Economic and Environmental Sustainability Analysis of Guayule Rubber

J.C. Quinn, E. Sproul, H.M. Summers, C. Seavert, J. Robbs, S. Khanal, V. Mealing, A.E. Landis, N. Fan, O. Sun
Colorado State University,
United States

Keywords: natural rubber, techno-economics, life cycle assessment

Summary:

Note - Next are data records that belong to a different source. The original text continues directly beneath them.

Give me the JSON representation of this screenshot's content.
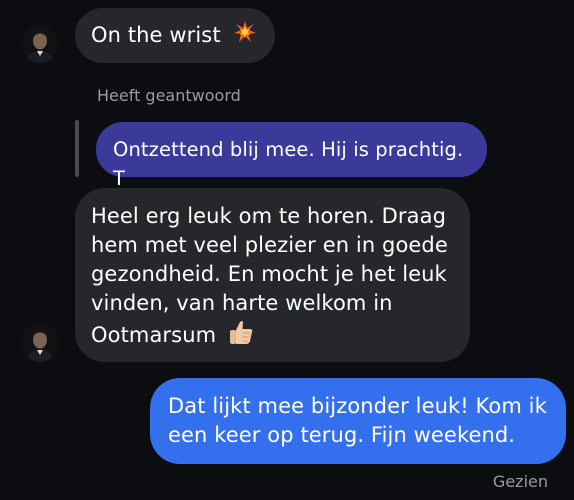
{
  "messages": [
    {
      "sender": "contact",
      "text": "On the wrist",
      "emoji": "collision-emoji"
    },
    {
      "reply_label": "Heeft geantwoord",
      "replied_text": "Ontzettend blij mee. Hij is prachtig. T"
    },
    {
      "sender": "contact",
      "lines": [
        "Heel erg leuk om te horen. Draag",
        "hem met veel plezier en in goede",
        "gezondheid. En mocht je het leuk",
        "vinden, van harte welkom in",
        "Ootmarsum"
      ],
      "emoji": "thumbs-up-emoji"
    },
    {
      "sender": "me",
      "lines": [
        "Dat lijkt mee bijzonder leuk! Kom ik",
        "een keer op terug. Fijn weekend."
      ]
    }
  ],
  "status": "Gezien",
  "colors": {
    "background": "#0c0d10",
    "incoming_bubble": "#26272b",
    "outgoing_bubble": "#3470ee",
    "replied_bubble": "#3b3a9a"
  }
}
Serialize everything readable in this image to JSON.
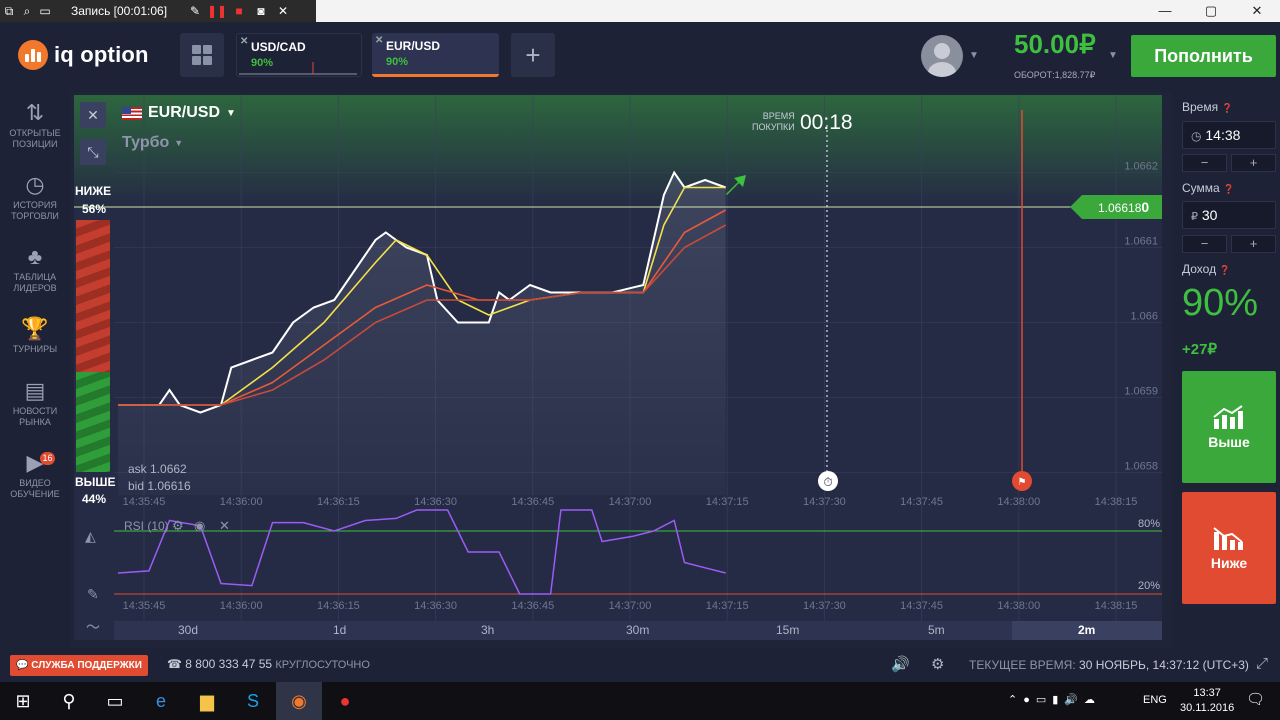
{
  "recorder": {
    "title": "Запись [00:01:06]"
  },
  "window": {
    "minimize": "—",
    "maximize": "▢",
    "close": "✕"
  },
  "header": {
    "logo": "iq option",
    "tabs": [
      {
        "symbol": "USD/CAD",
        "payout": "90%"
      },
      {
        "symbol": "EUR/USD",
        "payout": "90%"
      }
    ],
    "add_tab": "+",
    "balance": "50.00₽",
    "turnover": "ОБОРОТ:1,828.77₽",
    "deposit_label": "Пополнить"
  },
  "sidebar": {
    "items": [
      {
        "label1": "ОТКРЫТЫЕ",
        "label2": "ПОЗИЦИИ",
        "icon": "⇅"
      },
      {
        "label1": "ИСТОРИЯ",
        "label2": "ТОРГОВЛИ",
        "icon": "◷"
      },
      {
        "label1": "ТАБЛИЦА",
        "label2": "ЛИДЕРОВ",
        "icon": "♣"
      },
      {
        "label1": "ТУРНИРЫ",
        "label2": "",
        "icon": "🏆"
      },
      {
        "label1": "НОВОСТИ",
        "label2": "РЫНКА",
        "icon": "▤"
      },
      {
        "label1": "ВИДЕО",
        "label2": "ОБУЧЕНИЕ",
        "icon": "▶",
        "badge": "16"
      }
    ]
  },
  "chart": {
    "pair": "EUR/USD",
    "mode": "Турбо",
    "purchase_time_label1": "ВРЕМЯ",
    "purchase_time_label2": "ПОКУПКИ",
    "purchase_countdown": "00:18",
    "lower_label": "НИЖЕ",
    "lower_pct": "56%",
    "higher_label": "ВЫШЕ",
    "higher_pct": "44%",
    "ask": "ask 1.0662",
    "bid": "bid 1.06616",
    "current_price_main": "1.06618",
    "current_price_bold": "0",
    "rsi_label": "RSI (10)",
    "rsi_upper": "80%",
    "rsi_lower": "20%"
  },
  "chart_data": {
    "type": "line",
    "x_ticks": [
      "14:35:45",
      "14:36:00",
      "14:36:15",
      "14:36:30",
      "14:36:45",
      "14:37:00",
      "14:37:15",
      "14:37:30",
      "14:37:45",
      "14:38:00",
      "14:38:15"
    ],
    "y_ticks": [
      "1.0662",
      "1.0661",
      "1.066",
      "1.0659",
      "1.0658"
    ],
    "ylim": [
      1.06577,
      1.06625
    ],
    "series": [
      {
        "color": "#ffffff",
        "values": [
          [
            0,
            1.06589
          ],
          [
            4,
            1.06589
          ],
          [
            5,
            1.06591
          ],
          [
            6,
            1.06589
          ],
          [
            8,
            1.06588
          ],
          [
            10,
            1.06589
          ],
          [
            11,
            1.06594
          ],
          [
            13,
            1.06595
          ],
          [
            15,
            1.06596
          ],
          [
            17,
            1.066
          ],
          [
            19,
            1.06602
          ],
          [
            21,
            1.06603
          ],
          [
            23,
            1.06607
          ],
          [
            25,
            1.06611
          ],
          [
            26,
            1.06612
          ],
          [
            28,
            1.0661
          ],
          [
            30,
            1.06609
          ],
          [
            31,
            1.06603
          ],
          [
            33,
            1.066
          ],
          [
            35,
            1.066
          ],
          [
            36,
            1.066
          ],
          [
            37,
            1.06604
          ],
          [
            38,
            1.06603
          ],
          [
            40,
            1.06605
          ],
          [
            42,
            1.06604
          ],
          [
            44,
            1.06604
          ],
          [
            46,
            1.06604
          ],
          [
            48,
            1.06604
          ],
          [
            51,
            1.06605
          ],
          [
            53,
            1.06617
          ],
          [
            54,
            1.0662
          ],
          [
            55,
            1.06618
          ],
          [
            57,
            1.06619
          ],
          [
            59,
            1.06618
          ]
        ]
      },
      {
        "color": "#f3e04a",
        "values": [
          [
            0,
            1.06589
          ],
          [
            5,
            1.06589
          ],
          [
            10,
            1.06589
          ],
          [
            15,
            1.06594
          ],
          [
            20,
            1.066
          ],
          [
            25,
            1.06608
          ],
          [
            27,
            1.06611
          ],
          [
            30,
            1.06609
          ],
          [
            33,
            1.06603
          ],
          [
            36,
            1.06601
          ],
          [
            40,
            1.06603
          ],
          [
            45,
            1.06604
          ],
          [
            51,
            1.06604
          ],
          [
            53,
            1.06613
          ],
          [
            55,
            1.06618
          ],
          [
            59,
            1.06618
          ]
        ]
      },
      {
        "color": "#e85a3a",
        "values": [
          [
            0,
            1.06589
          ],
          [
            10,
            1.06589
          ],
          [
            15,
            1.06592
          ],
          [
            20,
            1.06597
          ],
          [
            25,
            1.06602
          ],
          [
            30,
            1.06605
          ],
          [
            35,
            1.06603
          ],
          [
            40,
            1.06603
          ],
          [
            45,
            1.06604
          ],
          [
            51,
            1.06604
          ],
          [
            55,
            1.06612
          ],
          [
            59,
            1.06615
          ]
        ]
      },
      {
        "color": "#c84a3a",
        "values": [
          [
            0,
            1.06589
          ],
          [
            10,
            1.06589
          ],
          [
            15,
            1.06591
          ],
          [
            20,
            1.06595
          ],
          [
            25,
            1.066
          ],
          [
            30,
            1.06603
          ],
          [
            35,
            1.06603
          ],
          [
            40,
            1.06603
          ],
          [
            45,
            1.06604
          ],
          [
            51,
            1.06604
          ],
          [
            55,
            1.0661
          ],
          [
            59,
            1.06613
          ]
        ]
      }
    ],
    "rsi": [
      [
        0,
        40
      ],
      [
        3,
        42
      ],
      [
        5,
        90
      ],
      [
        8,
        85
      ],
      [
        10,
        30
      ],
      [
        13,
        28
      ],
      [
        15,
        88
      ],
      [
        18,
        88
      ],
      [
        21,
        80
      ],
      [
        24,
        90
      ],
      [
        27,
        92
      ],
      [
        29,
        100
      ],
      [
        32,
        100
      ],
      [
        34,
        60
      ],
      [
        37,
        60
      ],
      [
        39,
        20
      ],
      [
        42,
        20
      ],
      [
        43,
        100
      ],
      [
        46,
        100
      ],
      [
        47,
        70
      ],
      [
        50,
        75
      ],
      [
        52,
        80
      ],
      [
        54,
        90
      ],
      [
        55,
        50
      ],
      [
        57,
        45
      ],
      [
        59,
        40
      ]
    ]
  },
  "timeframes": [
    "30d",
    "1d",
    "3h",
    "30m",
    "15m",
    "5m",
    "2m"
  ],
  "right_panel": {
    "time_label": "Время",
    "time_value": "14:38",
    "amount_label": "Сумма",
    "amount_currency": "₽",
    "amount_value": "30",
    "minus": "−",
    "plus": "+",
    "income_label": "Доход",
    "income_pct": "90%",
    "income_value": "+27₽",
    "call_label": "Выше",
    "put_label": "Ниже"
  },
  "footer": {
    "support": "СЛУЖБА ПОДДЕРЖКИ",
    "phone": "8 800 333 47 55",
    "hours": "КРУГЛОСУТОЧНО",
    "current_time_label": "ТЕКУЩЕЕ ВРЕМЯ:",
    "current_time_value": "30 НОЯБРЬ, 14:37:12 (UTC+3)"
  },
  "taskbar": {
    "lang": "ENG",
    "time": "13:37",
    "date": "30.11.2016"
  }
}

The increasing probability of drought in the American southwest represents a significant risk to rural farmers who depend upon supplemental irrigation. Introducing high-value drought tolerant crops has the potential to mitigate this risk and provide consistent revenue to farmers. While a range of crops may meet these criteria, one that has received considerable attention in the past is guayule (Parthenium argentatum). Guayule is a desert shrub native to arid regions of northern Mexico and southern Texas. It has long been known for its high natural rubber content, which can be extracted and used in industrial products such as tires and medical equipment. In addition to rubber, guayule also contains a resin and leftover biomass (bagasse) which can be sold as coproducts for other industrial applications. While the physical characteristics of guayule have long been studied, the economic viability and environmental impact of guayule’s products remain largely unknown. Previous studies have attempted to estimate production costs and environmental impacts of guayule rubber. However, these studies represent isolated analyses with their own disconnected assumptions largely due to limited data. As a result, there is a need for an improved analysis in which economic and environmental factors are considered within a single integrated framework. In addition, this analysis should be informed by up-to-date data resulting from recent developments in agricultural and biorefining methods. This work addresses the need for an integrated environmental and economic analysis of guayule that includes up-to-date production data. At the center of this analysis is a detailed systems model that tracks all of the energy and materials required to cultivate, harvest, transport, and refine guayule. This systems model is used to inform a thirty-year economic analysis that tracks production costs at the farm and biorefinery. These costs are used to determine the minimum selling price of guayule rubber that is required to recover all production costs with a 10% internal rate of return. In addition to the economic analysis, the systems model also informs an environmental analysis that determines the cradle-to-gate impacts of guayule rubber, resin, and bagasse. The baseline result of the integrated analysis is a minimum rubber selling price of $3.31 per kilogram, with resin sold at $1.00 per kilogram and bagasse sold at $0.10 per kilogram. Production costs are split across agriculture and biorefining. Within agriculture, high cost contributors include agricultural equipment and irrigation. Within biorefining, the largest cost contributors are capital equipment and solvents. Environmental results in the baseline scenario show that irrigation, solvents, and natural gas are major contributors across multiple impact categories. Furthermore, this analysis highlights significant variation across environmental results due to mass and economic allocation methods. Tradeoffs of the baseline and other scenarios will be further analyzed in the future to provide guidance to experimental teams in hopes that methods can be further improved to simultaneously reduce production costs and environmental impacts.